▶ Available data:
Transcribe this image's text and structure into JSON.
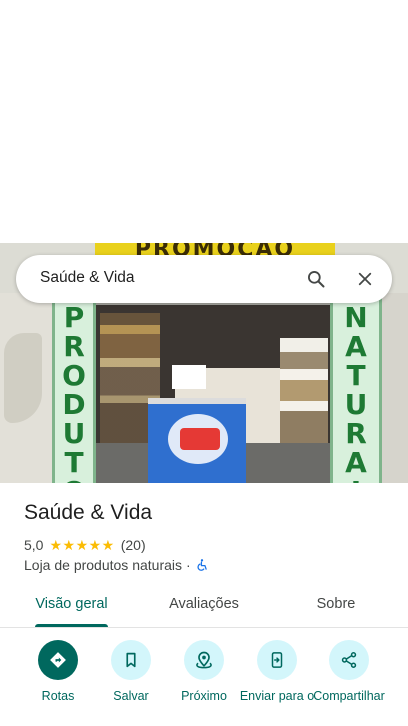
{
  "search": {
    "query": "Saúde & Vida"
  },
  "photo": {
    "banner_text": "PROMOÇÃO",
    "left_sign_text": "PRODUTOS",
    "right_sign_text": "NATURAIS"
  },
  "place": {
    "name": "Saúde & Vida",
    "rating": "5,0",
    "stars": "★★★★★",
    "review_count": "(20)",
    "category": "Loja de produtos naturais",
    "separator": "·"
  },
  "tabs": [
    {
      "label": "Visão geral",
      "active": true
    },
    {
      "label": "Avaliações",
      "active": false
    },
    {
      "label": "Sobre",
      "active": false
    }
  ],
  "actions": [
    {
      "label": "Rotas",
      "icon": "directions-icon"
    },
    {
      "label": "Salvar",
      "icon": "bookmark-icon"
    },
    {
      "label": "Próximo",
      "icon": "nearby-icon"
    },
    {
      "label": "Enviar para o",
      "icon": "send-to-phone-icon"
    },
    {
      "label": "Compartilhar",
      "icon": "share-icon"
    }
  ],
  "colors": {
    "accent": "#00685e",
    "action_bg": "#d3f6fb",
    "star": "#fbbc04",
    "accessibility": "#1a73e8"
  }
}
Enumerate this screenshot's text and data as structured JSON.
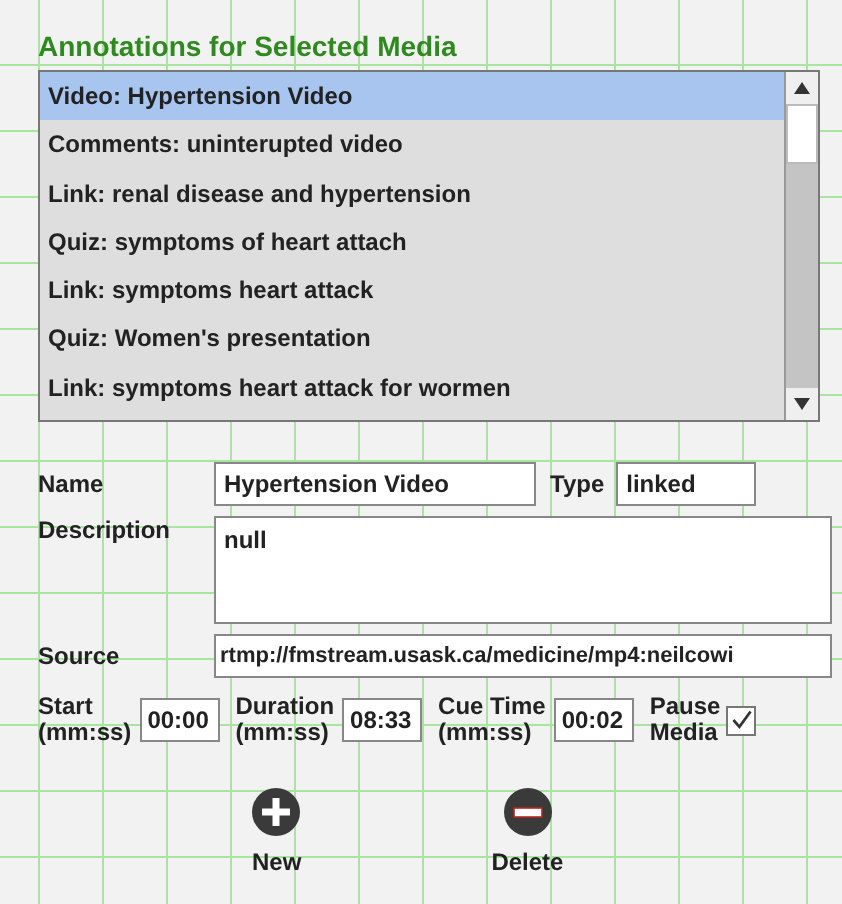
{
  "title": "Annotations for Selected Media",
  "annotations": [
    {
      "label": "Video:  Hypertension Video",
      "selected": true
    },
    {
      "label": "Comments:  uninterupted video",
      "selected": false
    },
    {
      "label": "Link:  renal disease and hypertension",
      "selected": false
    },
    {
      "label": "Quiz:  symptoms of heart attach",
      "selected": false
    },
    {
      "label": "Link:  symptoms heart attack",
      "selected": false
    },
    {
      "label": "Quiz:  Women's presentation",
      "selected": false
    },
    {
      "label": "Link:  symptoms heart attack for wormen",
      "selected": false
    }
  ],
  "form": {
    "name_label": "Name",
    "name": "Hypertension Video",
    "type_label": "Type",
    "type": "linked",
    "description_label": "Description",
    "description": "null",
    "source_label": "Source",
    "source": "rtmp://fmstream.usask.ca/medicine/mp4:neilcowi",
    "start_label": [
      "Start",
      "(mm:ss)"
    ],
    "start": "00:00",
    "duration_label": [
      "Duration",
      "(mm:ss)"
    ],
    "duration": "08:33",
    "cue_label": [
      "Cue Time",
      "(mm:ss)"
    ],
    "cue": "00:02",
    "pause_label": [
      "Pause",
      "Media"
    ],
    "pause_checked": true
  },
  "buttons": [
    {
      "kind": "add",
      "label": "New"
    },
    {
      "kind": "remove",
      "label": "Delete"
    }
  ]
}
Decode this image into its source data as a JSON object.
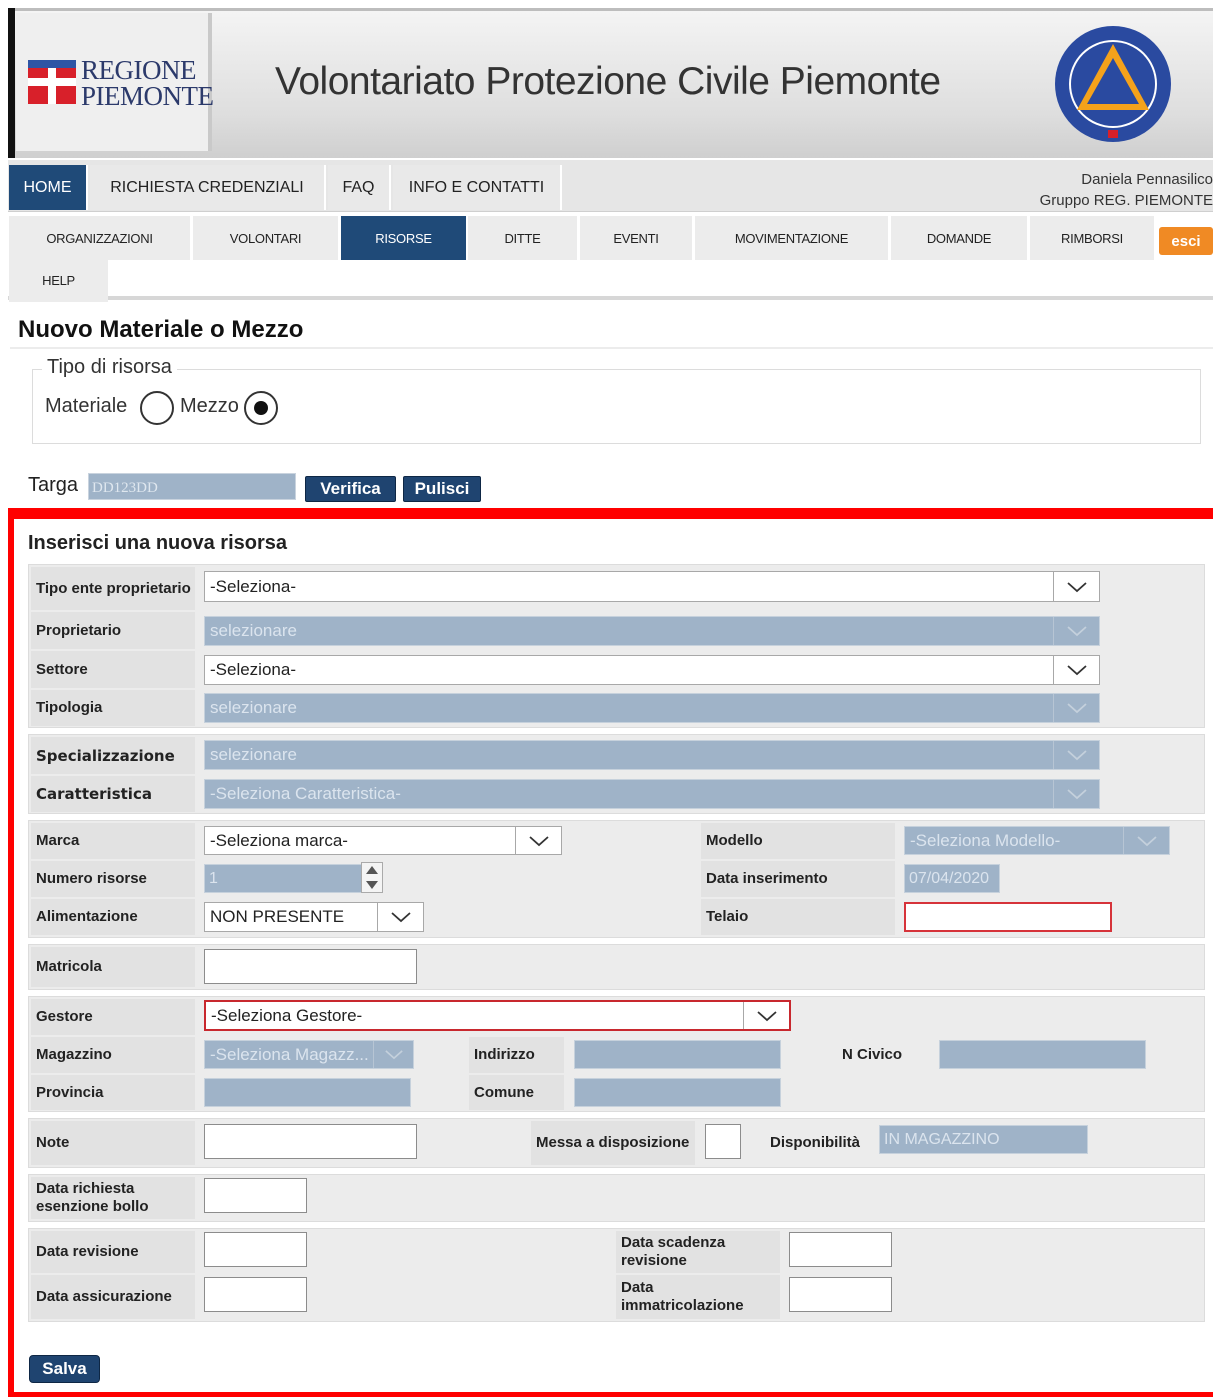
{
  "header": {
    "logo_line1": "REGIONE",
    "logo_line2": "PIEMONTE",
    "title": "Volontariato Protezione Civile Piemonte",
    "emblem_icon": "protezione-civile-emblem-icon"
  },
  "topnav": {
    "items": [
      "HOME",
      "RICHIESTA CREDENZIALI",
      "FAQ",
      "INFO E CONTATTI"
    ],
    "active": "HOME",
    "user_name": "Daniela Pennasilico",
    "user_group": "Gruppo REG. PIEMONTE"
  },
  "subnav": {
    "items": [
      "ORGANIZZAZIONI",
      "VOLONTARI",
      "RISORSE",
      "DITTE",
      "EVENTI",
      "MOVIMENTAZIONE",
      "DOMANDE",
      "RIMBORSI",
      "HELP"
    ],
    "active": "RISORSE",
    "logout_label": "esci"
  },
  "page": {
    "title": "Nuovo Materiale o Mezzo",
    "resource_type": {
      "legend": "Tipo di risorsa",
      "options": [
        "Materiale",
        "Mezzo"
      ],
      "selected": "Mezzo"
    },
    "targa": {
      "label": "Targa",
      "value": "DD123DD",
      "verify_label": "Verifica",
      "clear_label": "Pulisci"
    }
  },
  "form": {
    "title": "Inserisci una nuova risorsa",
    "tipo_ente": {
      "label": "Tipo ente proprietario",
      "value": "-Seleziona-"
    },
    "proprietario": {
      "label": "Proprietario",
      "value": "selezionare"
    },
    "settore": {
      "label": "Settore",
      "value": "-Seleziona-"
    },
    "tipologia": {
      "label": "Tipologia",
      "value": "selezionare"
    },
    "specializzazione": {
      "label": "Specializzazione",
      "value": "selezionare"
    },
    "caratteristica": {
      "label": "Caratteristica",
      "value": "-Seleziona Caratteristica-"
    },
    "marca": {
      "label": "Marca",
      "value": "-Seleziona marca-"
    },
    "modello": {
      "label": "Modello",
      "value": "-Seleziona Modello-"
    },
    "numero_risorse": {
      "label": "Numero risorse",
      "value": "1"
    },
    "data_inserimento": {
      "label": "Data inserimento",
      "value": "07/04/2020"
    },
    "alimentazione": {
      "label": "Alimentazione",
      "value": "NON PRESENTE"
    },
    "telaio": {
      "label": "Telaio",
      "value": ""
    },
    "matricola": {
      "label": "Matricola",
      "value": ""
    },
    "gestore": {
      "label": "Gestore",
      "value": "-Seleziona Gestore-"
    },
    "magazzino": {
      "label": "Magazzino",
      "value": "-Seleziona Magazz..."
    },
    "indirizzo": {
      "label": "Indirizzo",
      "value": ""
    },
    "n_civico": {
      "label": "N Civico",
      "value": ""
    },
    "provincia": {
      "label": "Provincia",
      "value": ""
    },
    "comune": {
      "label": "Comune",
      "value": ""
    },
    "note": {
      "label": "Note",
      "value": ""
    },
    "messa_disposizione": {
      "label": "Messa a disposizione",
      "checked": false
    },
    "disponibilita": {
      "label": "Disponibilità",
      "value": "IN MAGAZZINO"
    },
    "data_esenzione_bollo": {
      "label": "Data richiesta esenzione bollo",
      "value": ""
    },
    "data_revisione": {
      "label": "Data revisione",
      "value": ""
    },
    "data_scadenza_revisione": {
      "label": "Data scadenza revisione",
      "value": ""
    },
    "data_assicurazione": {
      "label": "Data assicurazione",
      "value": ""
    },
    "data_immatricolazione": {
      "label": "Data immatricolazione",
      "value": ""
    },
    "save_label": "Salva"
  },
  "colors": {
    "nav_active": "#1f4a78",
    "highlight_frame": "#ff0000",
    "logout": "#f08a24",
    "disabled_field": "#9fb3c8"
  }
}
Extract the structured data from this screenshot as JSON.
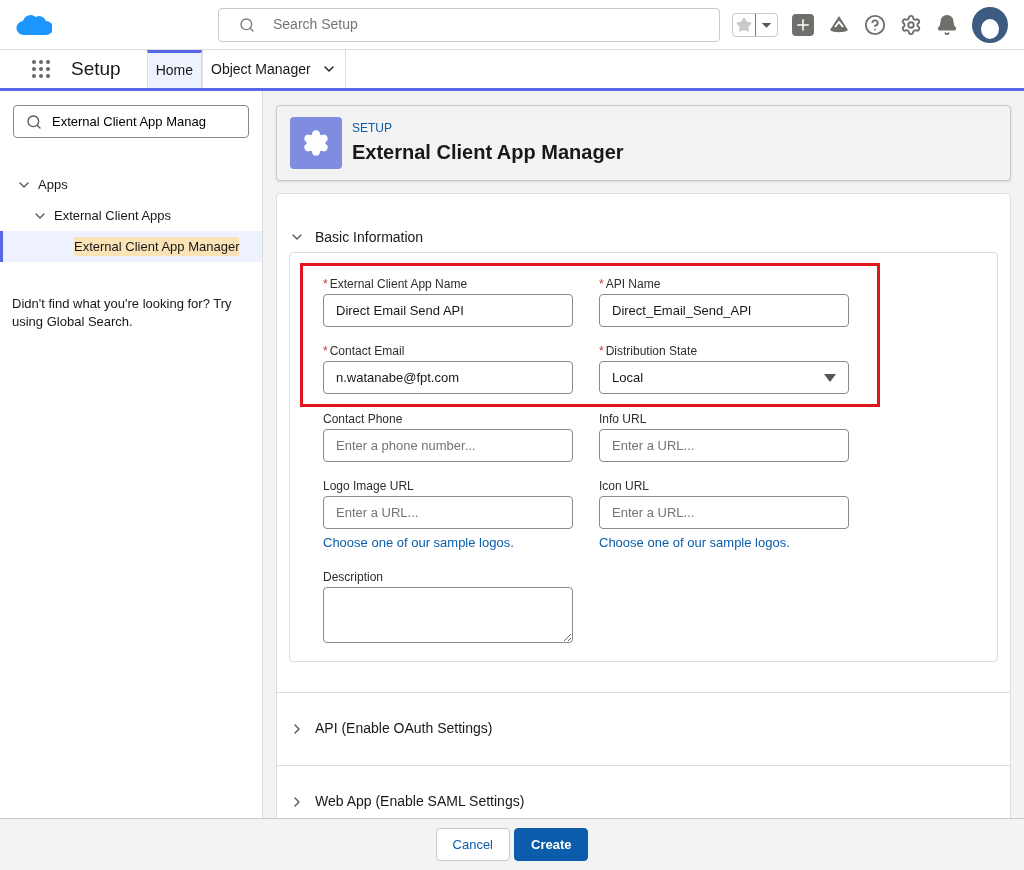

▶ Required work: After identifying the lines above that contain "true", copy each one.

▶ Written answer:
      "active": true
      "selected": true
    "pause_checked": true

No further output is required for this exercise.